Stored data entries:
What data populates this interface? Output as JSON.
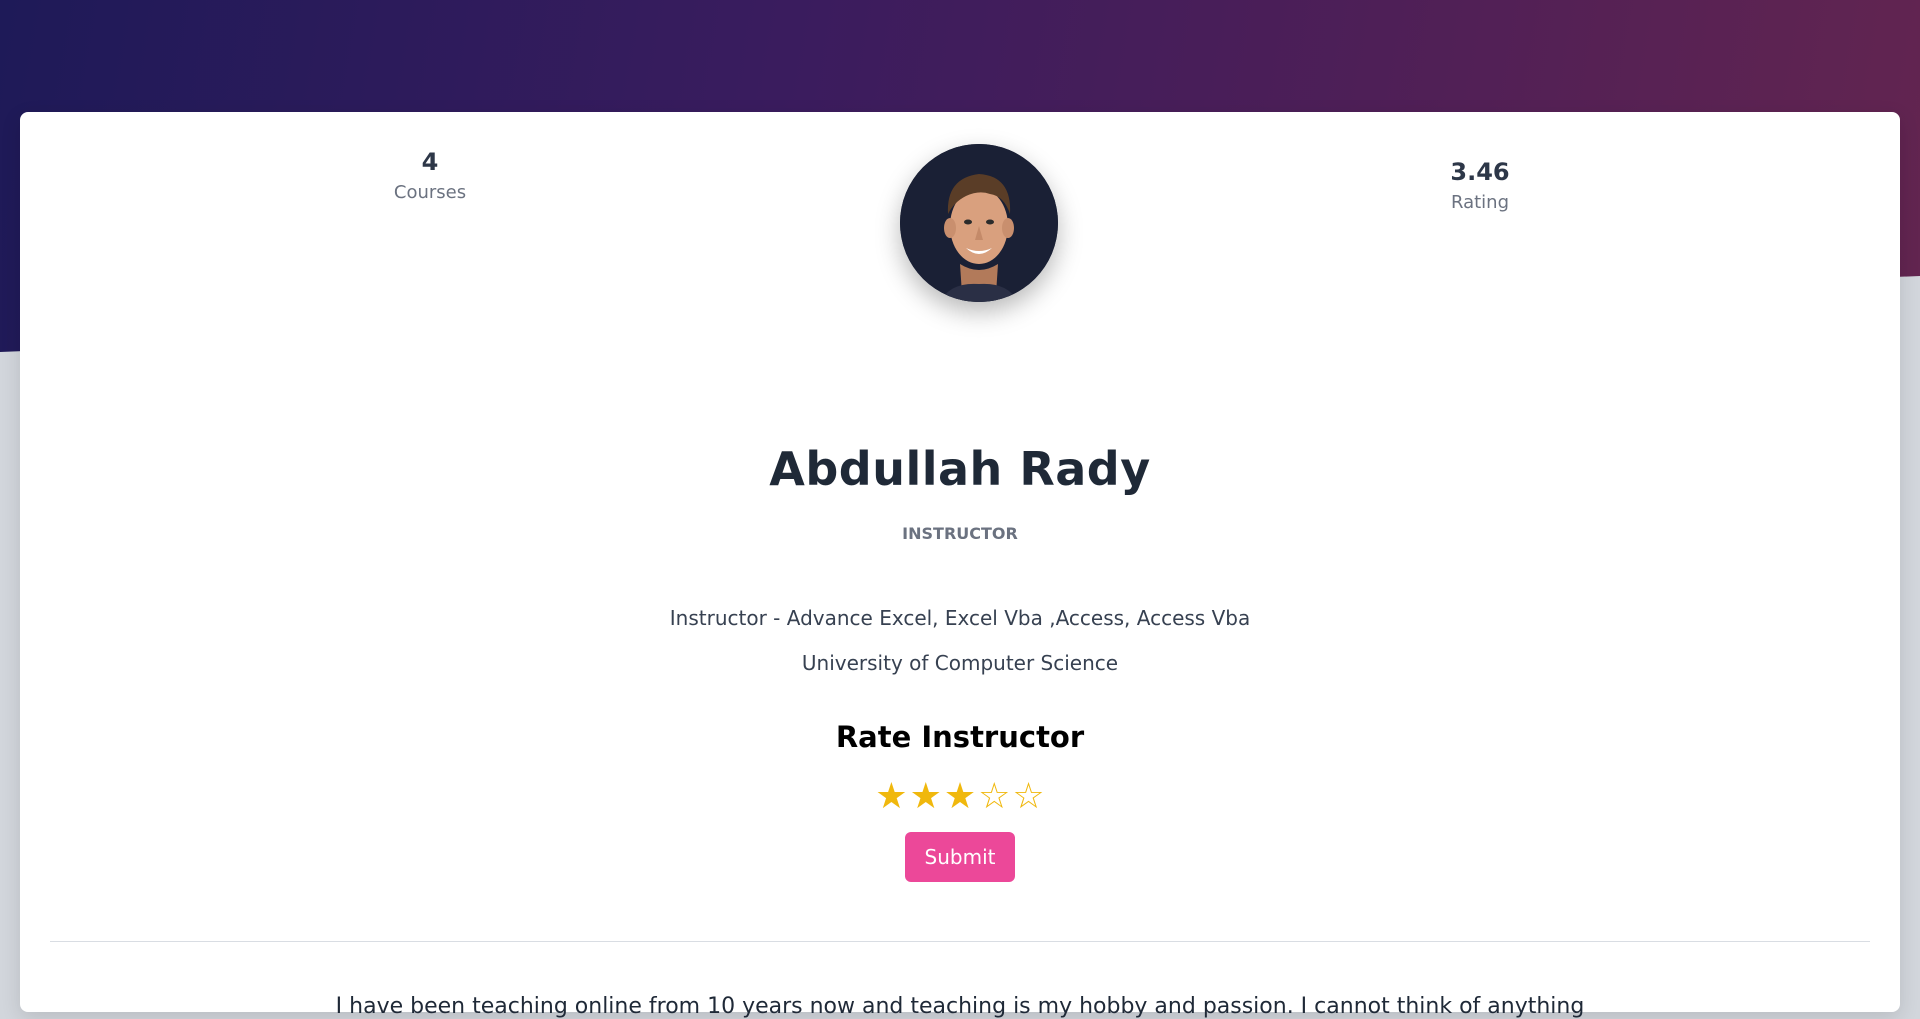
{
  "profile": {
    "name": "Abdullah Rady",
    "role": "INSTRUCTOR",
    "bio_line_1": "Instructor - Advance Excel, Excel Vba ,Access, Access Vba",
    "bio_line_2": "University of Computer Science",
    "about": "I have been teaching online from 10 years now and teaching is my hobby and passion. I cannot think of anything"
  },
  "stats": {
    "courses_value": "4",
    "courses_label": "Courses",
    "rating_value": "3.46",
    "rating_label": "Rating"
  },
  "rating_form": {
    "title": "Rate Instructor",
    "selected_stars": 3,
    "max_stars": 5,
    "submit_label": "Submit"
  },
  "icons": {
    "star_filled": "★",
    "star_empty": "☆"
  },
  "colors": {
    "accent": "#ec4899",
    "star": "#f0b80d",
    "hero_start": "#1e1a58",
    "hero_end": "#632550"
  }
}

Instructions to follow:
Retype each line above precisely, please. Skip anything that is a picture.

Output for this task:
What data populates this interface? Output as JSON.
{
  "profile": {
    "name": "Abdullah Rady",
    "role": "INSTRUCTOR",
    "bio_line_1": "Instructor - Advance Excel, Excel Vba ,Access, Access Vba",
    "bio_line_2": "University of Computer Science",
    "about": "I have been teaching online from 10 years now and teaching is my hobby and passion. I cannot think of anything"
  },
  "stats": {
    "courses_value": "4",
    "courses_label": "Courses",
    "rating_value": "3.46",
    "rating_label": "Rating"
  },
  "rating_form": {
    "title": "Rate Instructor",
    "selected_stars": 3,
    "max_stars": 5,
    "submit_label": "Submit"
  },
  "icons": {
    "star_filled": "★",
    "star_empty": "☆"
  },
  "colors": {
    "accent": "#ec4899",
    "star": "#f0b80d",
    "hero_start": "#1e1a58",
    "hero_end": "#632550"
  }
}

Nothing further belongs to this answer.